“They say about 60% of the people who attempt to climb Mount Kilimanjaro actually make it to the summit, and by this point we had already seen four people being carried down on stretchers,” says Davis. “That was an intimidating feeling. I had to keep going. You’re up there on the side of a mountain — when you are that far, there is only one direction to go, and that is up.”
Push to the Summit…
The dawn of day six was spectacular. It also shed light on the most challenging day of hiking. The camp stirred at 6:30 a.m., with temperatures plunging into the single digits.
“At this point I was cold all the time,” Davis says. “I had on almost every piece of clothing I brought, and I still felt the cold ache in my bones. Every time we stopped, one of my team members had to sit on my lap to help keep me warm.”
After 11 hours of arduous climbing, they finally reached the camp that would be their last stop before attempting to summit the next morning. It was still an hour before sunset, and the team debated whether they could continue on that day or not.
“We’re doing it!” Erica said with a rush of excitement. And with a renewed surge of adrenaline, the team pressed on.
Sometime around 5:30 p.m. on Jan. 31, Davis and the team made it to the summit of Mount Kilimanjaro.

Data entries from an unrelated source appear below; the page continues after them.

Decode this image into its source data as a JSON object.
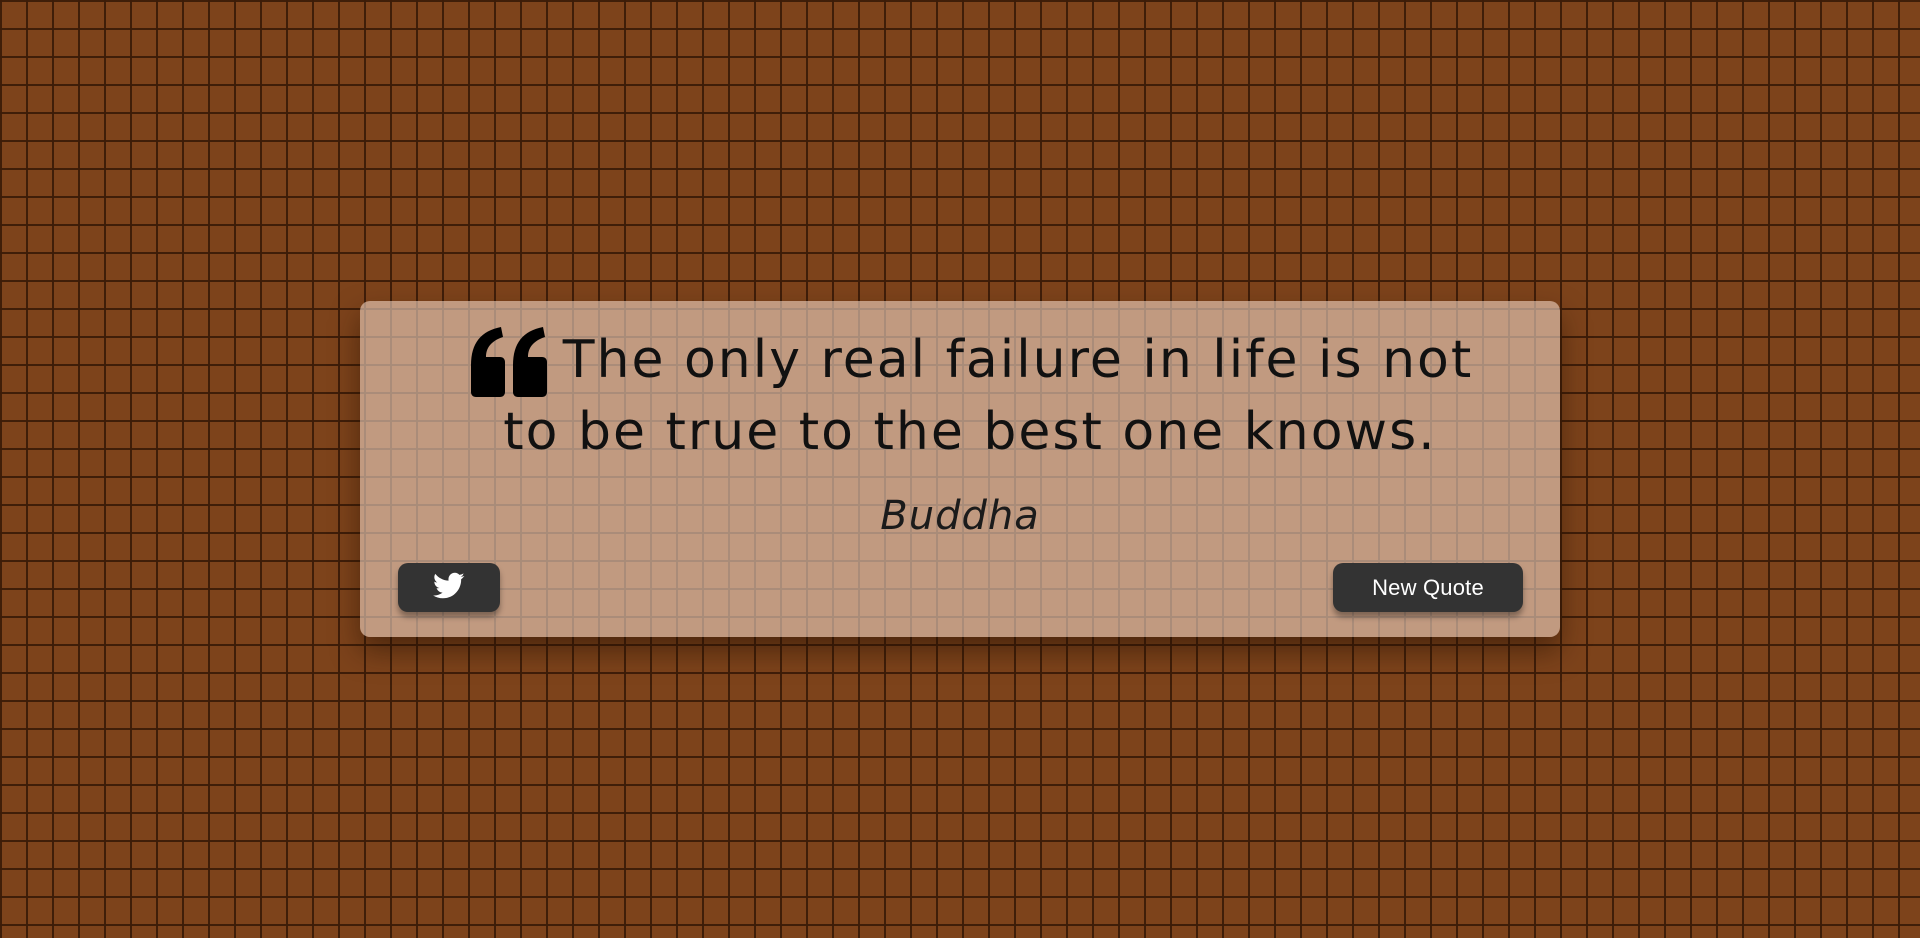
{
  "colors": {
    "wall_brick": "#7d431b",
    "wall_mortar": "#3c1c08",
    "card_overlay": "#ecd0be",
    "button_bg": "#333333",
    "button_text": "#ffffff",
    "quote_text": "#111111"
  },
  "quote": {
    "icon": "quote-left-icon",
    "text": "The only real failure in life is not to be true to the best one knows.",
    "author": "Buddha"
  },
  "actions": {
    "tweet_icon": "twitter-icon",
    "new_quote_label": "New Quote"
  }
}
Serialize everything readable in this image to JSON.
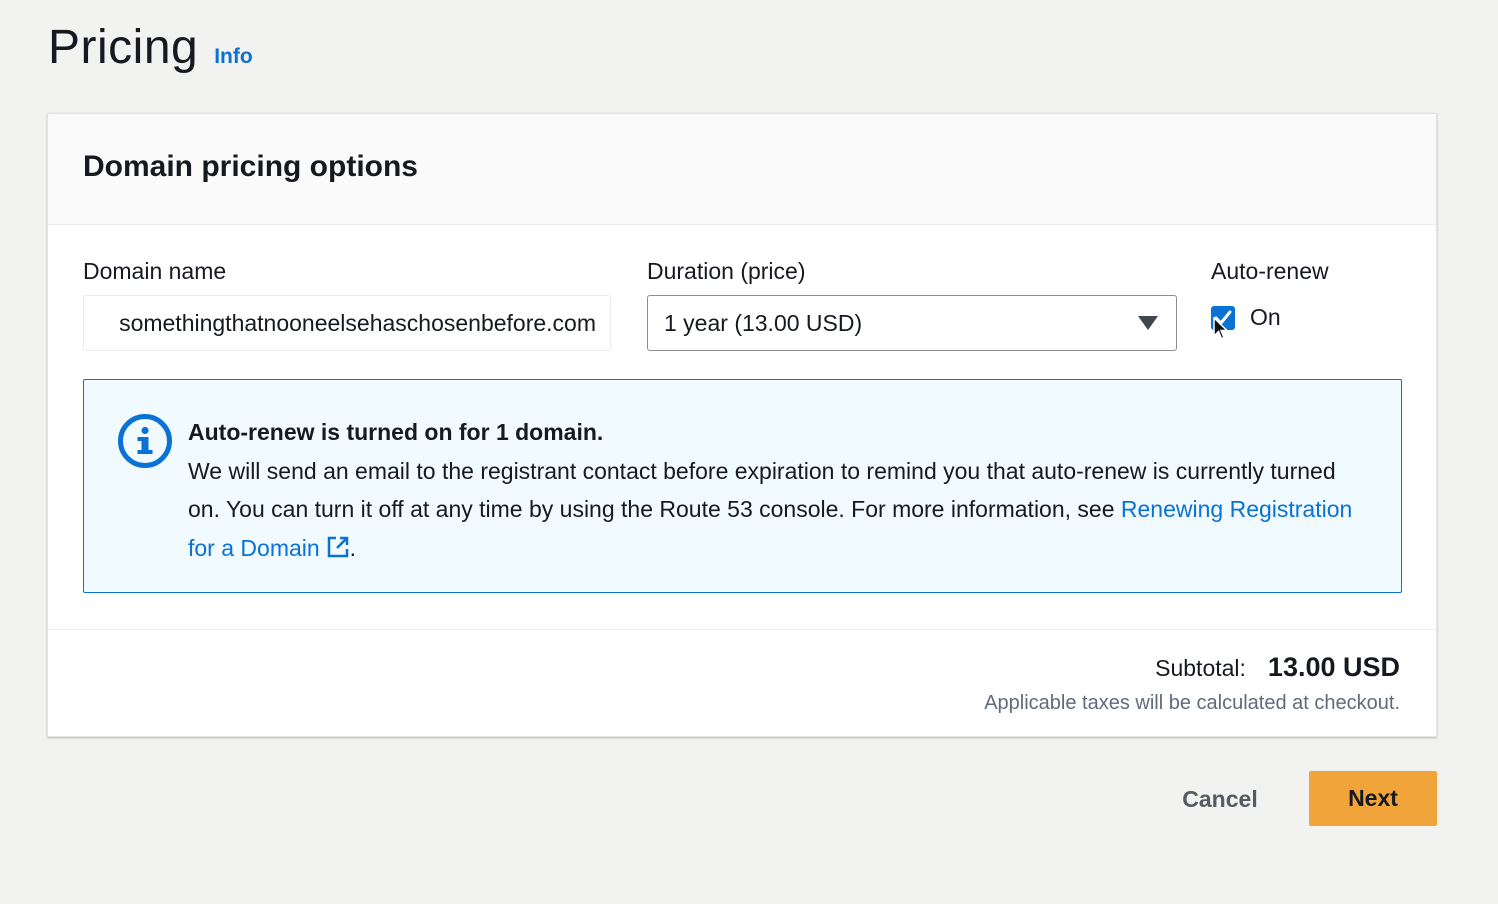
{
  "page": {
    "title": "Pricing",
    "info_link": "Info"
  },
  "card": {
    "title": "Domain pricing options",
    "domain_name": {
      "label": "Domain name",
      "value": "somethingthatnooneelsehaschosenbefore.com"
    },
    "duration": {
      "label": "Duration (price)",
      "selected": "1 year (13.00 USD)"
    },
    "auto_renew": {
      "label": "Auto-renew",
      "checkbox_label": "On",
      "checked": true
    },
    "alert": {
      "title": "Auto-renew is turned on for 1 domain.",
      "body": "We will send an email to the registrant contact before expiration to remind you that auto-renew is currently turned on. You can turn it off at any time by using the Route 53 console. For more information, see",
      "link_text": "Renewing Registration for a Domain",
      "trailing": "."
    },
    "footer": {
      "subtotal_label": "Subtotal:",
      "subtotal_value": "13.00 USD",
      "tax_note": "Applicable taxes will be calculated at checkout."
    }
  },
  "actions": {
    "cancel_label": "Cancel",
    "next_label": "Next"
  },
  "colors": {
    "accent": "#0972d3",
    "primary_button": "#f0a43a",
    "alert_bg": "#f1faff"
  },
  "icons": [
    "info-circle-icon",
    "external-link-icon",
    "checkmark-icon",
    "caret-down-icon",
    "mouse-cursor-icon"
  ]
}
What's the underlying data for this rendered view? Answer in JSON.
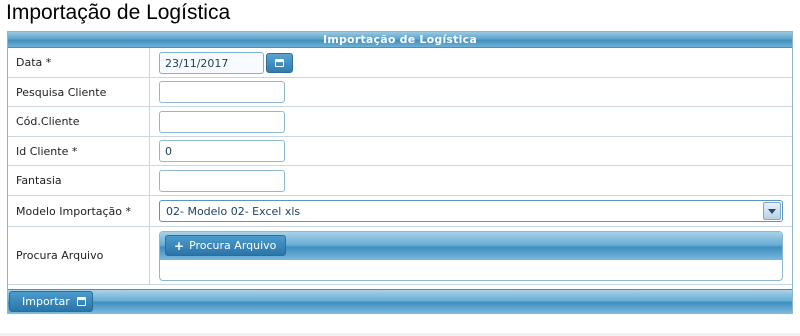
{
  "page": {
    "title": "Importação de Logística"
  },
  "panel": {
    "header": "Importação de Logística"
  },
  "fields": {
    "data": {
      "label": "Data *",
      "value": "23/11/2017"
    },
    "pesquisa_cliente": {
      "label": "Pesquisa Cliente",
      "value": ""
    },
    "cod_cliente": {
      "label": "Cód.Cliente",
      "value": ""
    },
    "id_cliente": {
      "label": "Id Cliente *",
      "value": "0"
    },
    "fantasia": {
      "label": "Fantasia",
      "value": ""
    },
    "modelo_importacao": {
      "label": "Modelo Importação  *",
      "value": "02- Modelo 02- Excel xls"
    },
    "procura_arquivo": {
      "label": "Procura Arquivo",
      "button_label": "Procura Arquivo"
    }
  },
  "footer": {
    "import_label": "Importar"
  },
  "icons": {
    "calendar": "calendar-icon",
    "dropdown": "chevron-down-icon",
    "plus": "plus-icon",
    "save": "save-icon"
  },
  "colors": {
    "accent": "#3f8fc0",
    "header_text": "#ffffff"
  }
}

“The team carried me out of my chair to the point of the summit to take pictures near the celebrated summit sign,” Davis says. “Warmth filled us as the realization of what we accomplished surged through our tired and freezing bodies.”
There was only one small problem now. The climb wasn’t over. The sun had just set, and they had to get back down to camp, in the dark, with temperatures falling well below zero.
“I cried from the intense pain of being so cold,” Davis says. “When we reached camp, I went straight to my sleeping bag without dinner. It was the sickest I had felt yet.”
The next morning Davis woke up with a terrible headache.
“The first couple of hours of the climb down I was not quite with it because of the pain in my head,” she says.
The way down was on a different trail than the one they came up. And when they reached the bottom, a day and a half later, the native porters bade farewell with a celebration song and dance for the team.
“The porters were what made this climb possible,” says Davis. “We couldn’t have done it without them!”